My girlfriend and my computer are paired. How did this happen?

I bought a refurbished computer. I picked it up on the way to my girlfriends so hers was the first network that I sign on to for WiFi. Everything worked great except that her internet bookmarks show up on my computer and all the sites that I have been bookmarking show up on her computer. I am back home now and this is still happening.
How could this have happened and how do I undo it?

It sounds like the web browser you’re using uses cloud profiles (Chrome, for instance), and that she logged in to her profile.

What OS, what browser? All browsers have some means to save bookmarks to the cloud, so you must be logged in to her account/profile in the relevant manner and syncing. Just joining a WiFi network would not do this. She must have logged in to her account while using the computer.

My first thought when I saw the thread title is that you came home to find your girlfriend in bed with the computer.

I thought the girlfriend had built-in Bluetooth.

Right. I am using Google Chrome which I downloaded at her house but we did not share any login information. She has her own laptop and uses Chrome also.

She logged into her Chrome (Google) account on your computer. Look at the top right corner of your browser, you will see a little circular icon. Click on it and a menu appears. What does the first item on the menu say?

Well, we mucked around with sych since this post but it doesn’t say anything now. It’s asking me if I want to sych devices. I think her and I turned that off.
I am still wondering how that could possibly happen without permissions.

This could have been awkward . . .

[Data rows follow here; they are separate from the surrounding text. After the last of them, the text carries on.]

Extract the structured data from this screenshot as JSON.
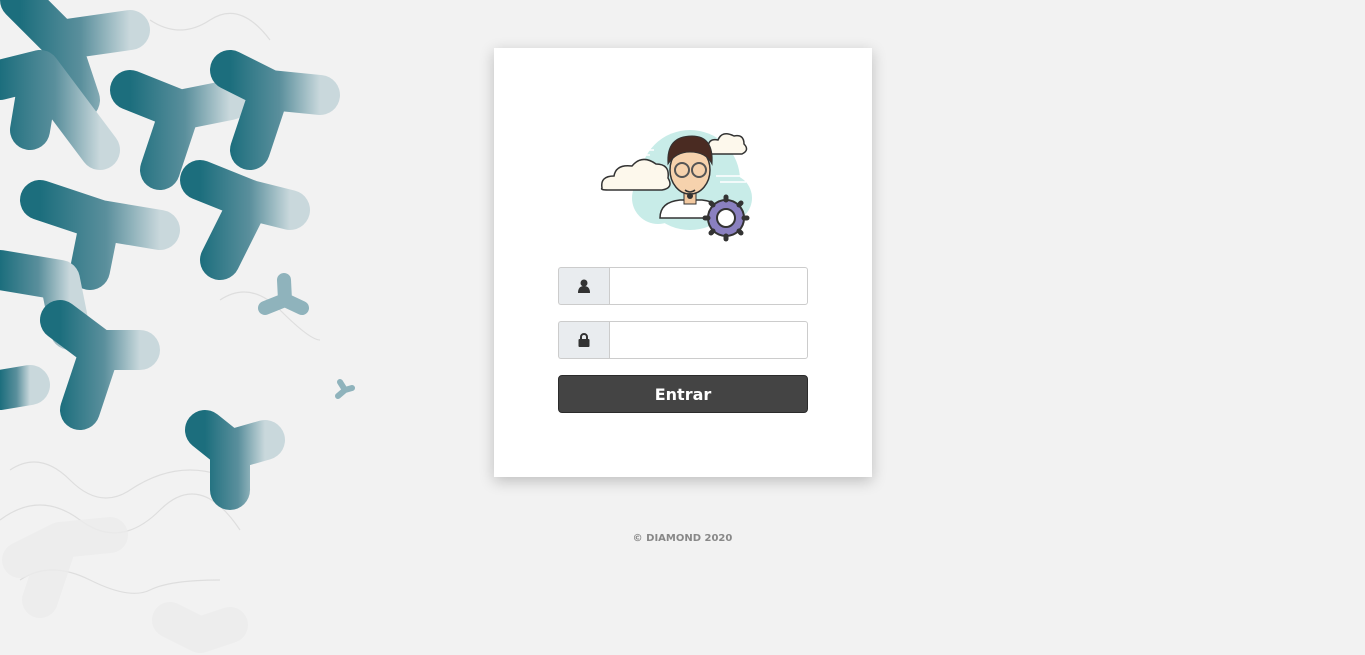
{
  "login": {
    "username_icon": "user-icon",
    "password_icon": "lock-icon",
    "username_value": "",
    "password_value": "",
    "submit_label": "Entrar"
  },
  "footer": {
    "text": "© DIAMOND 2020"
  },
  "colors": {
    "background": "#f2f2f2",
    "pattern_teal": "#1c6e7d",
    "button": "#444444"
  }
}
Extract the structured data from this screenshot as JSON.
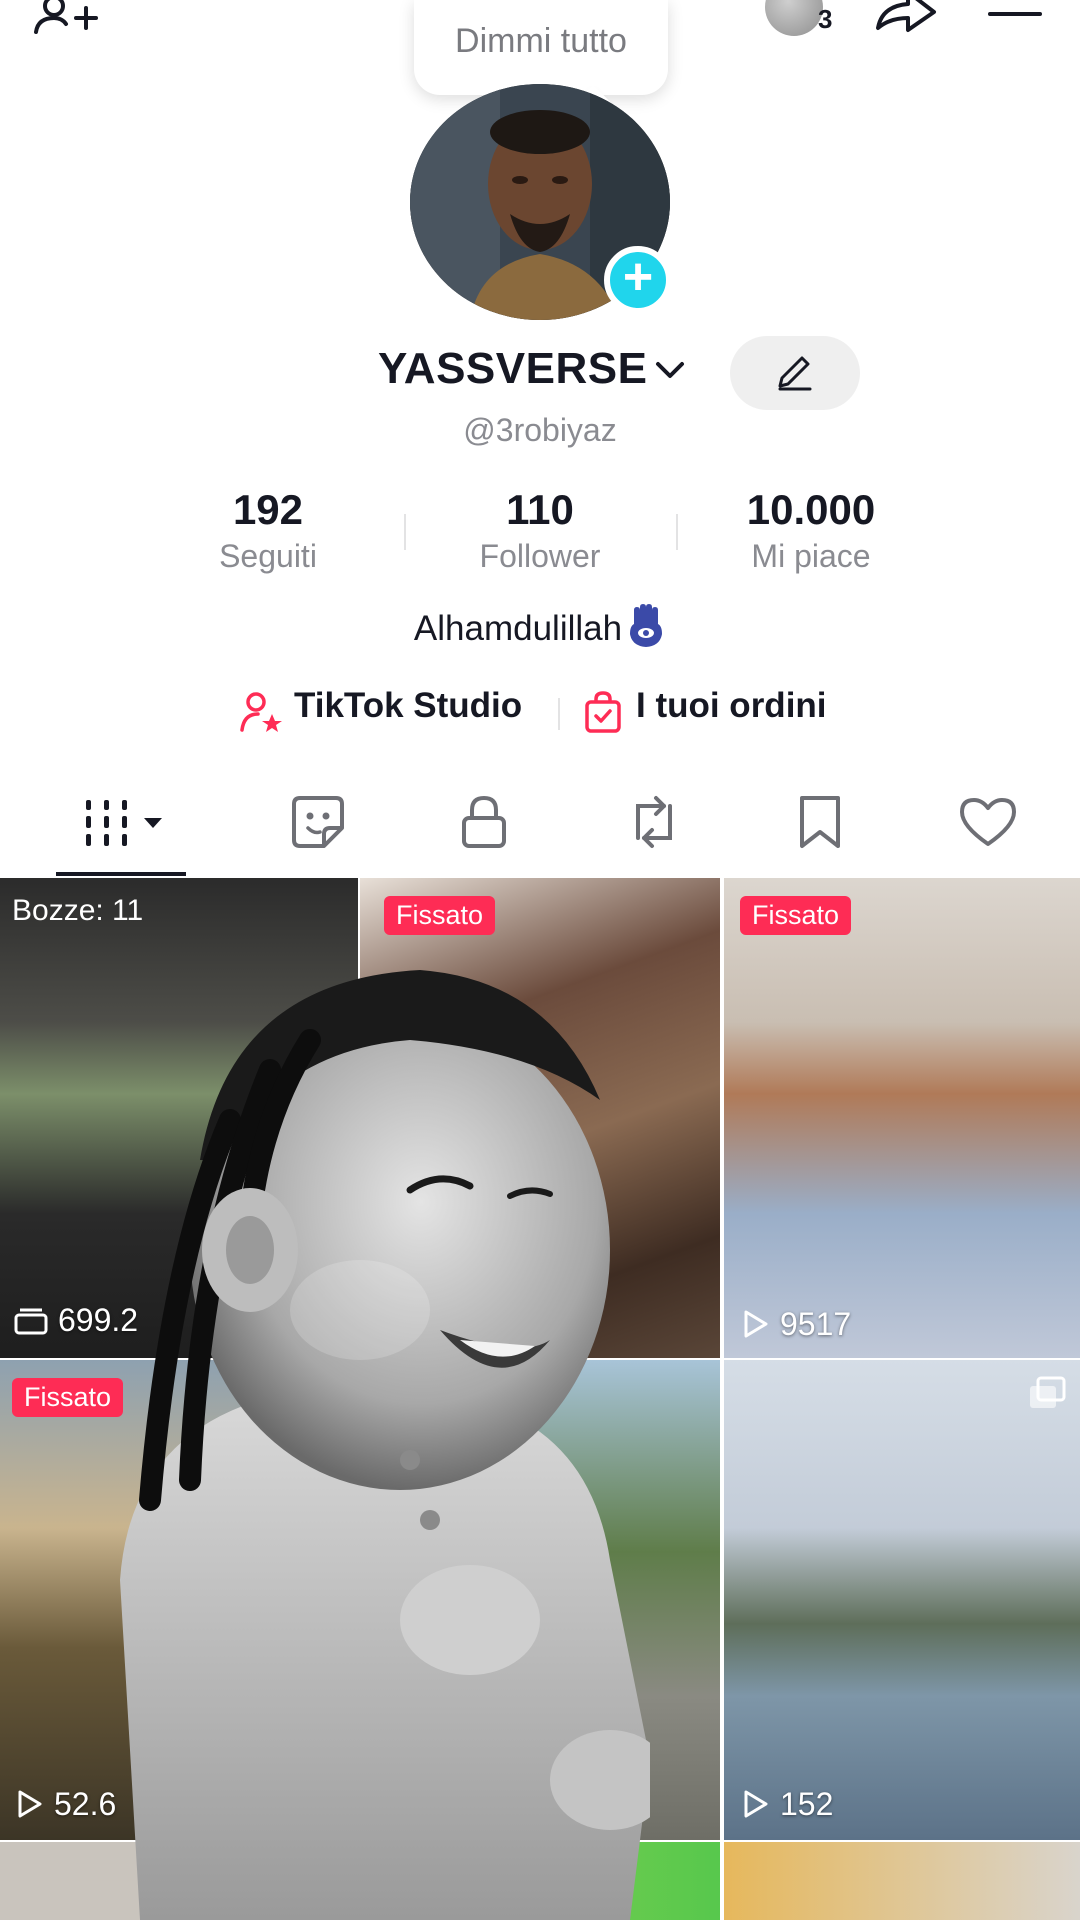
{
  "topbar": {
    "notification_count": "3"
  },
  "tooltip": {
    "text": "Dimmi tutto"
  },
  "profile": {
    "display_name": "YASSVERSE",
    "handle": "@3robiyaz",
    "bio": "Alhamdulillah"
  },
  "stats": [
    {
      "value": "192",
      "label": "Seguiti"
    },
    {
      "value": "110",
      "label": "Follower"
    },
    {
      "value": "10.000",
      "label": "Mi piace"
    }
  ],
  "links": {
    "studio": "TikTok Studio",
    "orders": "I tuoi ordini"
  },
  "tabs": [
    {
      "name": "videos"
    },
    {
      "name": "stickers"
    },
    {
      "name": "private"
    },
    {
      "name": "reposts"
    },
    {
      "name": "favorites"
    },
    {
      "name": "liked"
    }
  ],
  "grid": {
    "drafts_label": "Bozze: 11",
    "pinned_label": "Fissato",
    "cells": [
      {
        "views": "699.2"
      },
      {
        "views": ""
      },
      {
        "views": "9517"
      },
      {
        "views": "52.6"
      },
      {
        "views": ""
      },
      {
        "views": "152"
      }
    ]
  },
  "colors": {
    "accent_pink": "#fe2c55",
    "add_badge": "#20d5ec",
    "text_primary": "#161823",
    "text_secondary": "#8a8b91",
    "bio_emoji_blue": "#3b4aa8"
  }
}
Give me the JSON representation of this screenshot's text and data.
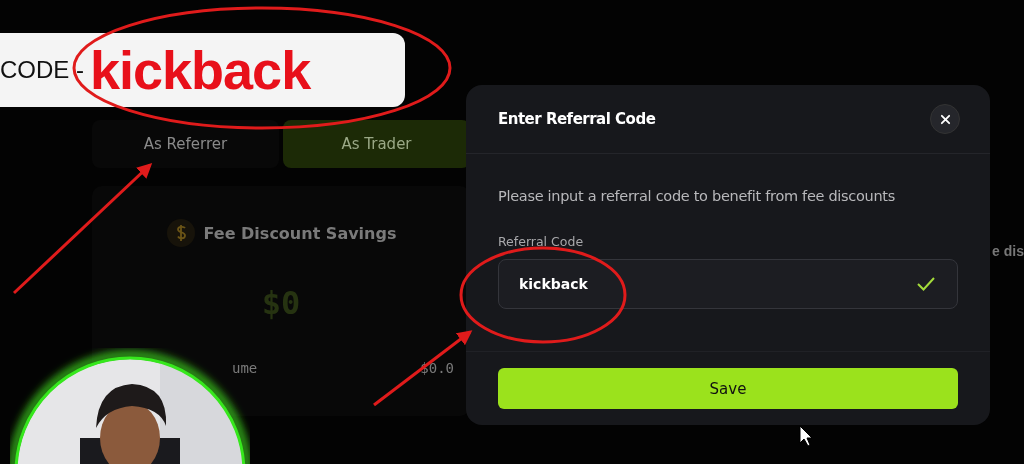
{
  "banner": {
    "prefix": "CODE -",
    "code": "kickback"
  },
  "tabs": [
    {
      "label": "As Referrer",
      "selected": false
    },
    {
      "label": "As Trader",
      "selected": true
    }
  ],
  "savings": {
    "title": "Fee Discount Savings",
    "amount": "$0",
    "row_label": "ume",
    "row_value": "$0.0"
  },
  "side_heading": "e dis",
  "modal": {
    "title": "Enter Referral Code",
    "description": "Please input a referral code to benefit from fee discounts",
    "field": {
      "label": "Referral Code",
      "value": "kickback",
      "valid": true
    },
    "save_button": "Save"
  }
}
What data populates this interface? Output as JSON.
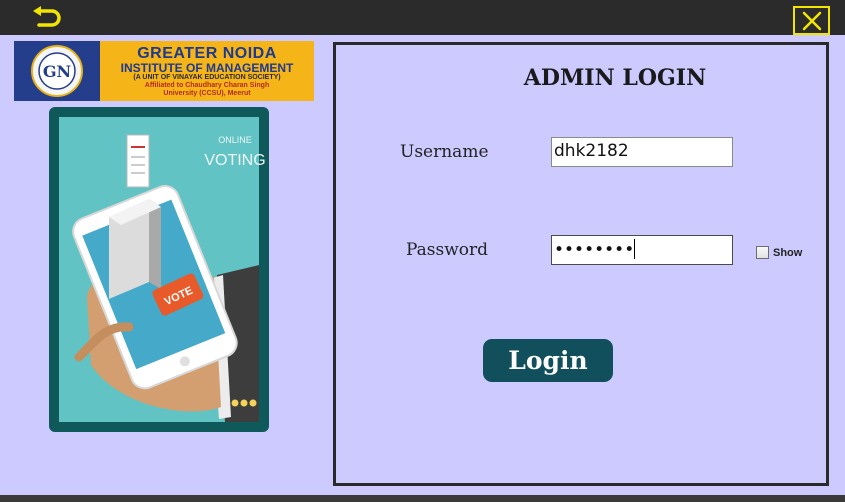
{
  "titlebar": {
    "back_icon": "back-arrow-icon",
    "close_icon": "close-icon",
    "accent": "#f2e600"
  },
  "logo": {
    "emblem_letters": "GN",
    "line1": "GREATER NOIDA",
    "line2": "INSTITUTE OF MANAGEMENT",
    "line3": "(A UNIT OF VINAYAK EDUCATION SOCIETY)",
    "line4": "Affiliated to Chaudhary Charan Singh",
    "line5": "University (CCSU), Meerut"
  },
  "illustration": {
    "line1": "ONLINE",
    "line2": "VOTING",
    "badge": "VOTE"
  },
  "panel": {
    "heading": "ADMIN LOGIN",
    "username_label": "Username",
    "username_value": "dhk2182",
    "password_label": "Password",
    "password_value": "••••••••",
    "show_label": "Show",
    "show_checked": false,
    "login_label": "Login"
  },
  "colors": {
    "background": "#cccaff",
    "button": "#104f5b",
    "logo_bg": "#f5b418",
    "logo_blue": "#1d3a8f"
  }
}
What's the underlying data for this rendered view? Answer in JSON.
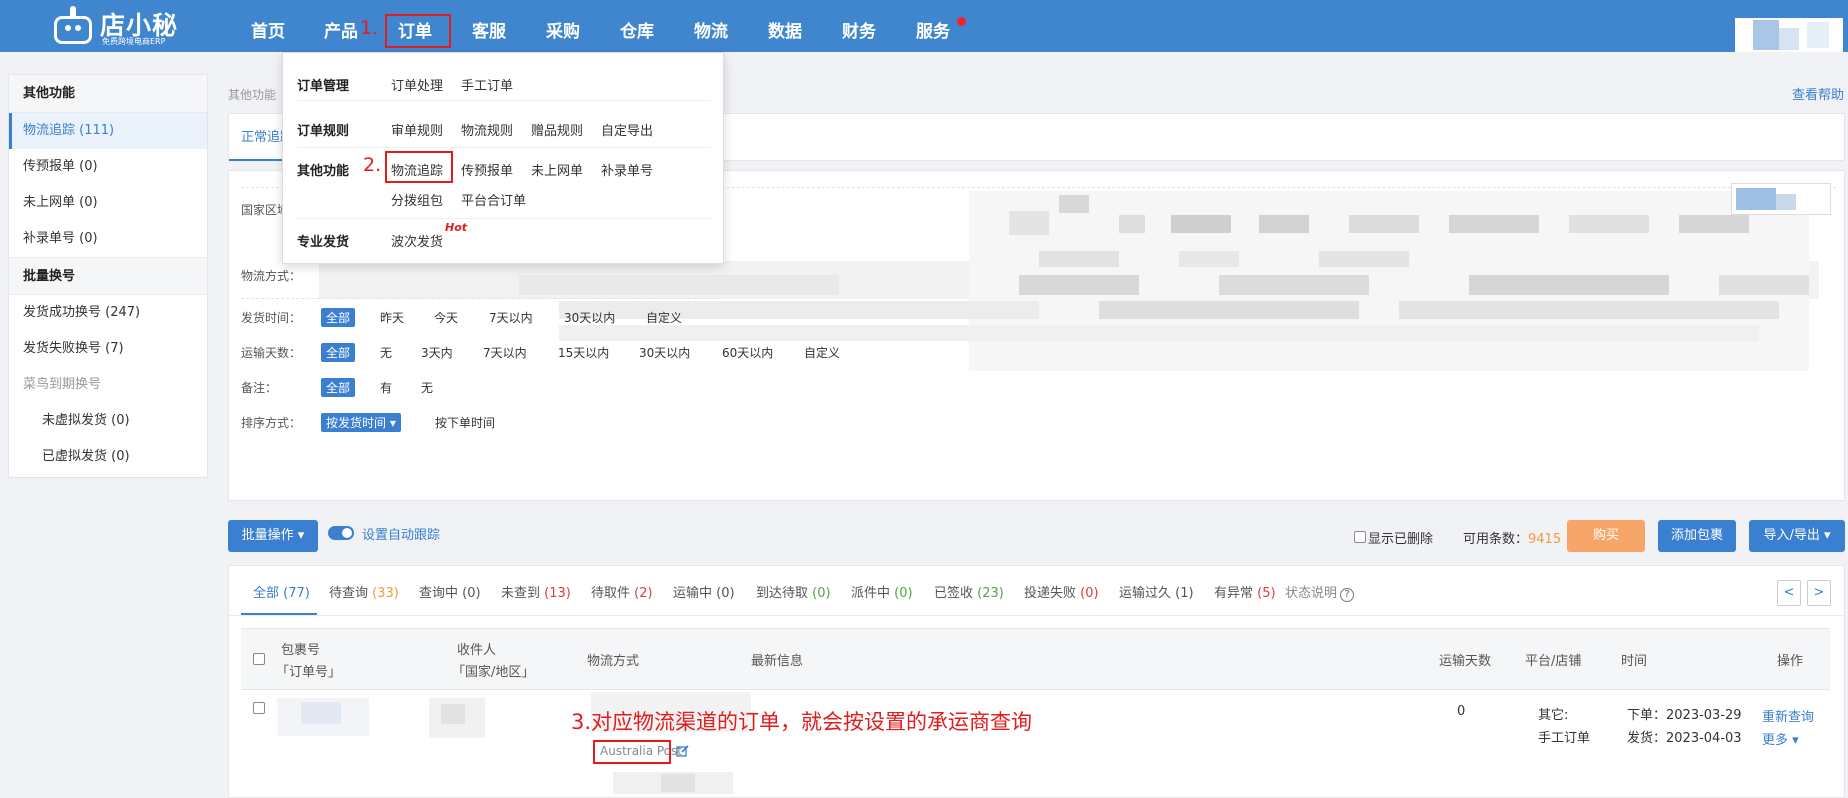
{
  "brand": {
    "name": "店小秘",
    "tagline": "免费跨境电商ERP"
  },
  "nav": {
    "items": [
      "首页",
      "产品",
      "订单",
      "客服",
      "采购",
      "仓库",
      "物流",
      "数据",
      "财务",
      "服务"
    ]
  },
  "steps": {
    "s1": "1.",
    "s2": "2.",
    "s3": "3.对应物流渠道的订单，就会按设置的承运商查询"
  },
  "dropdown": {
    "group1": {
      "label": "订单管理",
      "links": [
        "订单处理",
        "手工订单"
      ]
    },
    "group2": {
      "label": "订单规则",
      "links": [
        "审单规则",
        "物流规则",
        "赠品规则",
        "自定导出"
      ]
    },
    "group3": {
      "label": "其他功能",
      "links": [
        "物流追踪",
        "传预报单",
        "未上网单",
        "补录单号",
        "分拨组包",
        "平台合订单"
      ]
    },
    "group4": {
      "label": "专业发货",
      "links": [
        "波次发货"
      ],
      "badge": "Hot"
    }
  },
  "sidebar": {
    "section1": "其他功能",
    "items1": [
      "物流追踪 (111)",
      "传预报单 (0)",
      "未上网单 (0)",
      "补录单号 (0)"
    ],
    "section2": "批量换号",
    "items2": [
      "发货成功换号 (247)",
      "发货失败换号 (7)",
      "菜鸟到期换号",
      "未虚拟发货 (0)",
      "已虚拟发货 (0)"
    ]
  },
  "breadcrumb": "其他功能",
  "help_link": "查看帮助",
  "tab_normal": "正常追踪",
  "filters": {
    "country_label": "国家区域：",
    "logistics_label": "物流方式：",
    "ship_time": {
      "label": "发货时间：",
      "options": [
        "全部",
        "昨天",
        "今天",
        "7天以内",
        "30天以内",
        "自定义"
      ]
    },
    "transit_days": {
      "label": "运输天数：",
      "options": [
        "全部",
        "无",
        "3天内",
        "7天以内",
        "15天以内",
        "30天以内",
        "60天以内",
        "自定义"
      ]
    },
    "remark": {
      "label": "备注：",
      "options": [
        "全部",
        "有",
        "无"
      ]
    },
    "sort": {
      "label": "排序方式：",
      "selected": "按发货时间 ▾",
      "other": "按下单时间"
    }
  },
  "toolbar": {
    "batch": "批量操作 ▾",
    "auto_track": "设置自动跟踪",
    "show_deleted": "显示已删除",
    "quota_label": "可用条数：",
    "quota_value": "9415",
    "buy": "购买",
    "add_package": "添加包裹",
    "import_export": "导入/导出 ▾"
  },
  "status_tabs": {
    "t0": {
      "label": "全部",
      "count": "(77)"
    },
    "t1": {
      "label": "待查询",
      "count": "(33)"
    },
    "t2": {
      "label": "查询中",
      "count": "(0)"
    },
    "t3": {
      "label": "未查到",
      "count": "(13)"
    },
    "t4": {
      "label": "待取件",
      "count": "(2)"
    },
    "t5": {
      "label": "运输中",
      "count": "(0)"
    },
    "t6": {
      "label": "到达待取",
      "count": "(0)"
    },
    "t7": {
      "label": "派件中",
      "count": "(0)"
    },
    "t8": {
      "label": "已签收",
      "count": "(23)"
    },
    "t9": {
      "label": "投递失败",
      "count": "(0)"
    },
    "t10": {
      "label": "运输过久",
      "count": "(1)"
    },
    "t11": {
      "label": "有异常",
      "count": "(5)"
    },
    "t12": {
      "label": "状态说明",
      "count": ""
    }
  },
  "pager": {
    "prev": "<",
    "next": ">"
  },
  "table": {
    "headers": {
      "package": "包裹号",
      "order": "「订单号」",
      "recipient": "收件人",
      "country": "「国家/地区」",
      "logistics": "物流方式",
      "latest": "最新信息",
      "days": "运输天数",
      "platform": "平台/店铺",
      "time": "时间",
      "action": "操作"
    },
    "row": {
      "carrier": "Australia Post",
      "days": "0",
      "platform": "其它:",
      "store": "手工订单",
      "ordered": "下单：2023-03-29",
      "shipped": "发货：2023-04-03",
      "requery": "重新查询",
      "more": "更多 ▾"
    }
  },
  "colors": {
    "primary": "#3a7fd0",
    "topbar": "#3f86cf",
    "annotation": "#e11d1d",
    "warning": "#f7a66a"
  },
  "icons": [
    "robot-logo-icon",
    "notification-dot-icon",
    "edit-icon",
    "help-circle-icon",
    "checkbox-icon"
  ]
}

She must have logged into her account on your computer at some stage. If “your” bookmarks were only stored locally on your browser but were not associated with any Google account, I think one of the options when she first logged in on that machine would have been to merge all bookmarks stored locally with those associated with her account. She must have chosen that option, and presumably later logged out. Once that merge is done, it won’t be undone by logging out - that’s a feature, what she did is user error not a bug. She has merged all her bookmarks with yours, and that new large set of bookmarks are now all associated with her login and also all stored locally on your machine. There’s no way back unless you have backed up your bookmarks, which have now learned the hard way that you should do.

You need to set up your own Google account if you don’t have one, and stay logged in to it on your machine. The you will “own” your own independent library of bookmarks that are associated with your own login, not just stored locally on your machine. If either of you are using each others’ machine, switch to your own account and your own bookmarks will appear and can be used or modified without interfering with the other person’s bookmarks.

The title reminded me of an old story that has been doing the rounds in various guises since the days a Windows 95.

It can’t, but permission can consist of simply clicking “OK” or pressing enter. I see this happen a lot at the school I work at. Students open Chrome on a school computer and get the “Log in to Chrome” popup. It’s not necessary to log in, but they don’t notice the skip button, just log in and blindly click OK on everything, not realizing that they’ve just told it to sync bookmarks. It also frequently causes their personal photos (which they may not want spread around) to get automatically synced to the school’s computer.

Well, you do have to enter your Google password initially before those options are presented.

For what it’s worth, when I saw the thread title, I expected that whenever his girlfriend talked, the sound came out of his computer speakers. Or vice-versa.

I’ve been in the situation where both Girlfriend 7.0 and Wife 1.0 are inoperable and have been forced to go back to performing certain tasks manually.

Wasn’t this a Dean Koontz novel?